*The field. In any horse race, the size and quality of the field is a factor. In funds, the field is all of the offerings in a certain asset class; if you can't find funds you trust within a given category, you will be happier skipping the race and looking for a more attractive field to run against.
*Track conditions. Some horses do great in the mud or on grass; others like a clean, dry track. Likewise, some funds do well in all market conditions, while others run smoothly only when the market is in their favor.
Examine a fund to see how it has done not only in current market conditions, but in likely climate changes, such as in protracted downturns or when the market heats up again.
*The stable, trainer and bloodlines. Just as the same trainers and stables seem to be represented in the big races every year, the same fund firms may consistently top the charts. A name-brand firm or a recognized style or culture may make you feel more certain about which firm can meet your expectations.
*The weight. In certain horse races, some horses carry more weight than their opponents. The idea, especially in handicap races, is that the horse with the best record carries the most weight to make lesser horses more competitive.
In mutual funds, fees, expenses, sales charges and tax inefficiency all act as extra weight, slowing a hard charger and turning it into a laggard or a nag. The less your fund is weighted down with high costs, the better its chances.
*The horse's track record. Past performance is no guarantee of future results in horse racing or mutual funds, so it should not necessarily be the primary selection factor, but it's always worth considering what a fund has done before shaping your expectations for how it will perform in the future.
*The odds. Oddsmakers try to gauge the horse race and the public betting favorite and tell you if a horse is a favorite or a long shot. In the fund business, firms including Morningstar, Lipper and Value Line evaluate and rate funds and help an investor feel comfortable that he can bet on a fund and come home in the money.
*The kind of bet you are most comfortable with. In fund investing and horse racing, you can be rewarded even if you are not the big winner.

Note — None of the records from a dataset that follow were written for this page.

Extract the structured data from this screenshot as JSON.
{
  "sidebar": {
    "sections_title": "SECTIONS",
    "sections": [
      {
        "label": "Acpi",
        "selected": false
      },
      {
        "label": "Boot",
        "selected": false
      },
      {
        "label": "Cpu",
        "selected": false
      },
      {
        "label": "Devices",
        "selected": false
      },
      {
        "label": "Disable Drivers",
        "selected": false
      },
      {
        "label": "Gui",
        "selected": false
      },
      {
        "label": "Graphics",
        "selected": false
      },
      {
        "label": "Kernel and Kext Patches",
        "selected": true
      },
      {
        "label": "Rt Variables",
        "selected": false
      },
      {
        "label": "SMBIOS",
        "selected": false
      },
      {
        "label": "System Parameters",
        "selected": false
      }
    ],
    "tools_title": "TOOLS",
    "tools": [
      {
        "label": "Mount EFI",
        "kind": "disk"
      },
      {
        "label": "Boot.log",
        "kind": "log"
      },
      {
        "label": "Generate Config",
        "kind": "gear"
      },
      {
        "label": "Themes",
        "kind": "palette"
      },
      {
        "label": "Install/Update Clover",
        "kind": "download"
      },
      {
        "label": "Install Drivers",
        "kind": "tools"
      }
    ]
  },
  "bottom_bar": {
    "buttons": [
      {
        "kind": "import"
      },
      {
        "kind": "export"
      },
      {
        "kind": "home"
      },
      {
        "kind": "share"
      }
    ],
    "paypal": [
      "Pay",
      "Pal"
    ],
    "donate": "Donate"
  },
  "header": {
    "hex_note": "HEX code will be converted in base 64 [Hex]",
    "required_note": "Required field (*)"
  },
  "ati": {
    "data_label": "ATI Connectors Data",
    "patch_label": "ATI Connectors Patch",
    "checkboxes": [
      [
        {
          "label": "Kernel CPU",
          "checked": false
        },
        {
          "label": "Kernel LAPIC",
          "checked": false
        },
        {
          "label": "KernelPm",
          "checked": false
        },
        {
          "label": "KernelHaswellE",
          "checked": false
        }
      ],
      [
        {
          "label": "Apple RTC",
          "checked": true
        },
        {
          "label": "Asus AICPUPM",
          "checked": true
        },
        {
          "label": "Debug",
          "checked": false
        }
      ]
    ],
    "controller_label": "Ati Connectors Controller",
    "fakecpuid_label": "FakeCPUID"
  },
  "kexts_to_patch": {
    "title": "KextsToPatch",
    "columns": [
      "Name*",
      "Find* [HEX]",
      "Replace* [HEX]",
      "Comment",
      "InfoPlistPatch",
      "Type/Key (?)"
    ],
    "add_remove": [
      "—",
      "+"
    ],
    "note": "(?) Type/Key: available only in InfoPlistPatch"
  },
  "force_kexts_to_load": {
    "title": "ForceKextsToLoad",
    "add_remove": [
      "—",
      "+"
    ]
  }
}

You get smaller payouts betting on a horse to finish in the top three than picking it to win, but pursuing smaller, more consistent payouts may suit you more than betting all-or-nothing on a favorite.

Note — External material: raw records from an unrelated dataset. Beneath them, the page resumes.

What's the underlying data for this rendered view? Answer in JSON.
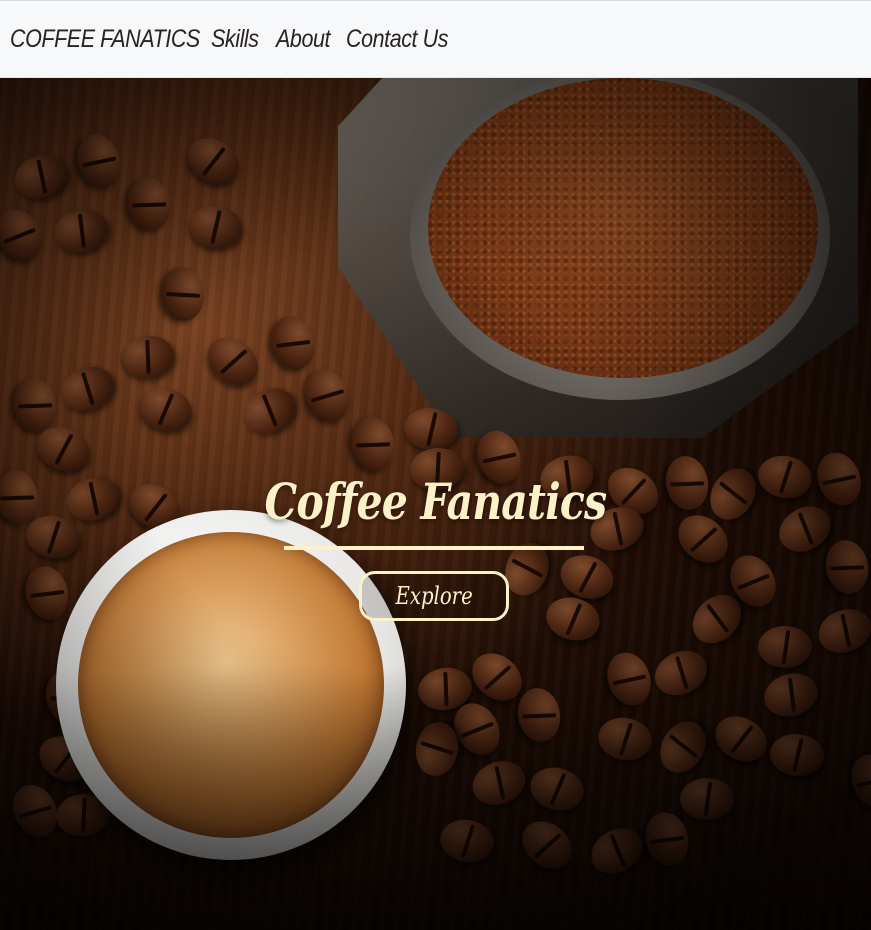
{
  "navbar": {
    "brand": "COFFEE FANATICS",
    "links": [
      {
        "label": "Skills"
      },
      {
        "label": "About"
      },
      {
        "label": "Contact Us"
      }
    ]
  },
  "hero": {
    "title": "Coffee Fanatics",
    "button_label": "Explore"
  },
  "colors": {
    "navbar_bg": "#f7f8fa",
    "nav_text": "#2a2220",
    "hero_text": "#fdf1c8"
  }
}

Ultimately, your own comfort level and risk tolerance plays as big a role in the selection process as all the other factors, especially because fund investing (unlike horse racing) is a lifelong marathon rather than a short sprint.
Charles Jaffe is senior columnist for MarketWatch and the host of Your Money Radio. He can be reached by mail at Box 70, Cohasset, MA 02025-0070.